Choosing the right keywords
Don't rely on Broad Match and generic search terms if you want to keep your CPA low. Instead, ensure that your PPC campaign covers a really extensive mix of the resort and destination specific keywords that consumers are searching on. Include long tail search terms such as "family holidays in Majorca in August" as well as the groups of keywords around actual hotel or resort names.
Make sure you continuously add negative search terms to refine the relevancy of your campaign. This saves costs by ensuring you control when your ads appear and, importantly, when they don't. For example, to avoid having your business associated with high prices or disasters, you might add 'expensive' or 'plane crash' to your negative search terms.
Ensuring that ad copy is closely tailored to search keywords is critical to drive clickthrough and aid Quality Score. It is imperative that ad copy contains competitive prices, offers, dates and a strong call to action, for example, "all inclusive Ibiza holidays £189pw -- Book by 3 August for free transfers". This will encourage click-throughs and differentiate your offering from competitors. Keep testing copy variations to push up click through and conversion rates.
Dont forget that consumers are looking for security after a string of travel industry failures such as plane crashes and PR disasters, like Ryanair's recent controversial response to negative blog posts. To create trust, make sure your trade body memberships, such as ABTA or ATOL, are prominent in ad copy and on landing pages.
Remember that search is an acquisition channel, so it's your website's job to turn visitors into customers. Reports from Travelsupermarket show that while traffic to travel brands sites is increasing, conversions have dropped by 20 per cent. It is imperative that your landing pages absolutely reflect the keywords and the ad copy message. For example, do not offer holidays in Turkey from £199 in your ad and then have £250 on the landing page. Consumers will feel duped -- and remember that your competitors are only a click away.
Ensure that users are not dumped on your home page, requiring the extra effort of searching again on your site to find the offer. Consumers are impatient online and will look elsewhere.
The booking process
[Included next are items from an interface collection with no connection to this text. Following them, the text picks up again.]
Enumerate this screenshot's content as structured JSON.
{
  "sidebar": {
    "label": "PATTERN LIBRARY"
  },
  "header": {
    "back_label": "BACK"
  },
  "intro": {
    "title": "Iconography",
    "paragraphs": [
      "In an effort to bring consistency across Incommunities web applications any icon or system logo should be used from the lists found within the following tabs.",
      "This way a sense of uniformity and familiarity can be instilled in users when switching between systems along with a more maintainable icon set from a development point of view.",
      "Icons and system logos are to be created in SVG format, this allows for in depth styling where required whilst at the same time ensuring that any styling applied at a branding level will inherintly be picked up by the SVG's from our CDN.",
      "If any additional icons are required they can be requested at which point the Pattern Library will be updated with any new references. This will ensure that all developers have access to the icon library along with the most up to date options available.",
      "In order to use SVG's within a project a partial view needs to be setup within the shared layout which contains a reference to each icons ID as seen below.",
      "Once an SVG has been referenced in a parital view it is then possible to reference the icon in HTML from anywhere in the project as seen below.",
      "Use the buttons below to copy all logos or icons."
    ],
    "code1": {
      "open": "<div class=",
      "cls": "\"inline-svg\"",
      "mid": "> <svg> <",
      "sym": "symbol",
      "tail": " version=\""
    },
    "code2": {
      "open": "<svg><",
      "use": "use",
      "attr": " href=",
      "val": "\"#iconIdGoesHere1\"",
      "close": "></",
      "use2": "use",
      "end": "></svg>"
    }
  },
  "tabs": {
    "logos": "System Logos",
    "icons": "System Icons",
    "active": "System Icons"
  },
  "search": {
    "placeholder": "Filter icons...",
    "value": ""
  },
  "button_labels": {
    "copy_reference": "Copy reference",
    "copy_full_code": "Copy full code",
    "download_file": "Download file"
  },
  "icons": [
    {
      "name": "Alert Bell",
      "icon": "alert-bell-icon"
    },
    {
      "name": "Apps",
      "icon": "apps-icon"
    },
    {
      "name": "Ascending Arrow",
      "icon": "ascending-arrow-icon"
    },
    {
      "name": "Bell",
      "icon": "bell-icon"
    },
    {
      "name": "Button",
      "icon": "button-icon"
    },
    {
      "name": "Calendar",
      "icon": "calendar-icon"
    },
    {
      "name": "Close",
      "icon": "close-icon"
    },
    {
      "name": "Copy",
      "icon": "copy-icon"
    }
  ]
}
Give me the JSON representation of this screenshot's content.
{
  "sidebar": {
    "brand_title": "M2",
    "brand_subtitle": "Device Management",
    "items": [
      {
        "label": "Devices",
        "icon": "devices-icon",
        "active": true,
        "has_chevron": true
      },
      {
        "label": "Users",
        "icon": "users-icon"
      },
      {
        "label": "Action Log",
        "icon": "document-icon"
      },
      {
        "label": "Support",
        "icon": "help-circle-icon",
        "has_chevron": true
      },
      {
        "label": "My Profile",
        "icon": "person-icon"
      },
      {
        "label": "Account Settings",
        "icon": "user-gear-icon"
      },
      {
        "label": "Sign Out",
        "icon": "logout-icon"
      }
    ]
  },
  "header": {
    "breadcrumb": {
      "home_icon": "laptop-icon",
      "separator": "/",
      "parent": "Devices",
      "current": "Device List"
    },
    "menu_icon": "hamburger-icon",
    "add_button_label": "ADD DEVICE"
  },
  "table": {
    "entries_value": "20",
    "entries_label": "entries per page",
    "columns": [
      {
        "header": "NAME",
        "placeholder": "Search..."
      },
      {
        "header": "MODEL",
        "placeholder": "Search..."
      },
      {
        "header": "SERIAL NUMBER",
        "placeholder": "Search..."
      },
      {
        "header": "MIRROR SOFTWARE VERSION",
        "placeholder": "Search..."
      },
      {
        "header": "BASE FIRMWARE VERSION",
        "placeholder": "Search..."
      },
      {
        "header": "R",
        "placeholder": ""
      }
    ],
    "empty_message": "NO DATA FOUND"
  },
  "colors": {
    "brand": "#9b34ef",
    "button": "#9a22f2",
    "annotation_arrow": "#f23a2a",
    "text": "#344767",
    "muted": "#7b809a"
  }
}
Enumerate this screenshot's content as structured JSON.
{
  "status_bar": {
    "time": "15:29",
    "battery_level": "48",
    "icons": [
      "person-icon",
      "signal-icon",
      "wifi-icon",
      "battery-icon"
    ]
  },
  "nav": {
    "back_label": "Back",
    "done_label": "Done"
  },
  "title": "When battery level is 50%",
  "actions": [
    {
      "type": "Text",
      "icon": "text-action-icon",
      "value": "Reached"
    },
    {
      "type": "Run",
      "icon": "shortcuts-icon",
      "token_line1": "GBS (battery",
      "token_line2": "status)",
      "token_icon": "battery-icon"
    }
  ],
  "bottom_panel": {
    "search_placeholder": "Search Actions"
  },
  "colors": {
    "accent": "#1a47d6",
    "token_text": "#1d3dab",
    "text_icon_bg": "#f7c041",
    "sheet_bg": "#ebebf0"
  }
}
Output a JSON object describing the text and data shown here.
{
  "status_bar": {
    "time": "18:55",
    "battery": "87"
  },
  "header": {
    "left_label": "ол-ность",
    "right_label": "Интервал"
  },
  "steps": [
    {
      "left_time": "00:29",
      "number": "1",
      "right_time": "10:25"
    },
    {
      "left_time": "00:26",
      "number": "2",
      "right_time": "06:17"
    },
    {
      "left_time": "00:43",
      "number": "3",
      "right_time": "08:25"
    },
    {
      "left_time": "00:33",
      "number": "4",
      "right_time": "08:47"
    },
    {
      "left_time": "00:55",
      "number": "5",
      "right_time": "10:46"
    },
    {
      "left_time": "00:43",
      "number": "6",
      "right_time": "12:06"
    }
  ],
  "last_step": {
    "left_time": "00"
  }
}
Be explicit about any extra charges, such as credit card charges and booking fees, early in the booking process. If not, you will have high shopping cart abandonment and unhappy consumers, who will tell others about their poor experience!
Your booking process should be simple and fast to hold the attention of the potential customer. Get urgent usability advice from experts if your traffic is high and conversions are poor. One of our travel clients made a few site tweaks after a usability evaluation and saw conversion rates increase by 50 per cent. That's 50 per cent more revenue for the same marketing budget every month.
A successful search campaign will include both paid and natural search, ideally closely integrated to maximise the opportunity for the search channel. Optimise your natural listings around the converting keywords that are too expensive to compete on via PPC, and around the high volume terms that will deliver consumers early in the buying cycle.
Do not think about search in silo and ensure it integrates across the marketing mix. Research by Yahoo has revealed that online users exposed to both search and display campaigns purchased the advertiser's products and services a massive 244 per cent more online and 89 per cent more offline compared with users not shown the ads, as well as increasing their number of page views by 68 per cent.
Search is a long game, but well worth the investment. Travel brands should partner with a search specialist who really understands the travel sector, that can advise on the nuances of the channel and on Google's changing rules.
Nigel Muir is the managing director of DBD Media.